People use many excuses for not delegating. Their reasons are usually unfounded. You’ll get more done through delegation if you assume the opposite of the following statements is true:
- I could do it better myself.
- I don’t know if I can trust her to do it.
- He isn’t qualified to do it.
- She doesn’t want any added responsibilities.
- I don’t have the time to show anyone how to do it.
- There is no one else to delegate to.
- He already has enough to do.
- I don’t want to give up this task because I like doing it.
- I’m the only person who knows how to do this.
She messed up last time, so I’m not giving her anything else to do.
What To Delegate
- Don’t delegate what you can eliminate.
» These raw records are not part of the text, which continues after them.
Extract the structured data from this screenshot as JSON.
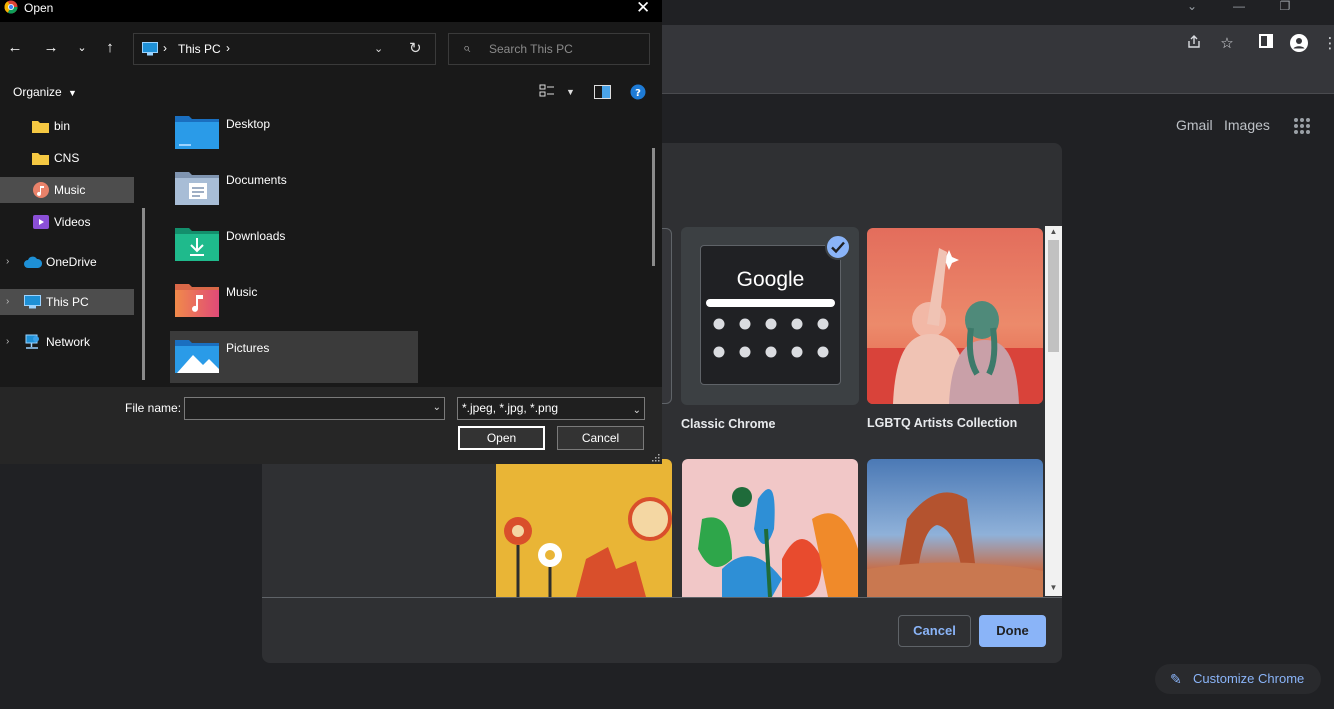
{
  "open_dialog": {
    "title": "Open",
    "breadcrumb": {
      "location": "This PC"
    },
    "search_placeholder": "Search This PC",
    "organize_label": "Organize",
    "nav_tree": [
      {
        "label": "bin"
      },
      {
        "label": "CNS"
      },
      {
        "label": "Music"
      },
      {
        "label": "Videos"
      },
      {
        "label": "OneDrive"
      },
      {
        "label": "This PC"
      },
      {
        "label": "Network"
      }
    ],
    "folders": [
      {
        "label": "Desktop"
      },
      {
        "label": "Documents"
      },
      {
        "label": "Downloads"
      },
      {
        "label": "Music"
      },
      {
        "label": "Pictures"
      }
    ],
    "file_name_label": "File name:",
    "file_name_value": "",
    "file_type_value": "*.jpeg, *.jpg, *.png",
    "open_label": "Open",
    "cancel_label": "Cancel"
  },
  "chrome": {
    "links": {
      "gmail": "Gmail",
      "images": "Images"
    },
    "customize_chrome_label": "Customize Chrome"
  },
  "customize_dialog": {
    "tiles": [
      {
        "caption": "Classic Chrome",
        "logo_text": "Google"
      },
      {
        "caption": "LGBTQ Artists Collection"
      }
    ],
    "cancel_label": "Cancel",
    "done_label": "Done"
  },
  "colors": {
    "accent": "#8ab4f8",
    "dialog_bg": "#2f3033",
    "explorer_bg": "#191919",
    "selection": "#4d4d4d"
  }
}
If you shouldn’t be doing an activity, then perhaps you shouldn’t be giving the activity away to others. Eliminate it.
Delegate routine activities, even though you don’t want to:
- Fact-finding assignments
- Preparation of rough drafts of reports
- Problem analysis and suggested actions
- Collection of data for reports
- Photocopying, printing, collating
- Fact-finding assignments
- Delegate things that aren’t part of your core competency. For small businesses, these include accounting, web site design, deliveries, hardware upkeep, software help, graphic design, travel arrangements, patenting, legal issues and even HR functions such as payroll.
- Some things you can’t delegate: performance reviews, discipline, firing.
- Create a plan to delegate. Don’t give out assignments haphazardly.
- Invest short term time in training to gain a long term increase in productivity.
- Others may end up doing a better job than you can or finding new ways to complete a task.
- Delegate, don’t abdicate. Someone else can do the task, but you’re still responsible for the completion of it, and for managing the delegation process.
Make sure the standards and the outcome are clear. What needs to be done, when should it be finished and to what degree of quality or detail?
- Delegate the objective, not the procedure. Outline the desired results, not the methodology.
- Ask people to provide progress reports. Set interim deadlines to see how things are going.
- Delegate to the right person. Don’t always give tasks to the strongest, most experienced or first available person.
- Spread delegation around and give people new experiences as part of their training.
- Obtain feedback from employees to ensure they feel they’re being treated appropriately. A simple “How’s it going with that new project?” might be all that’s needed.
- Be sure to delegate the authority along with the responsibility. Don’t make people come back to you for too many minor approvals.
- Trust people to do well and don’t look over their shoulders or check up with them along the way, unless they ask.
- Be prepared to trade short term errors for long term results.
- When you finish giving instructions, the last thing to ask is, “What else do you need to get started?” They’ll tell you.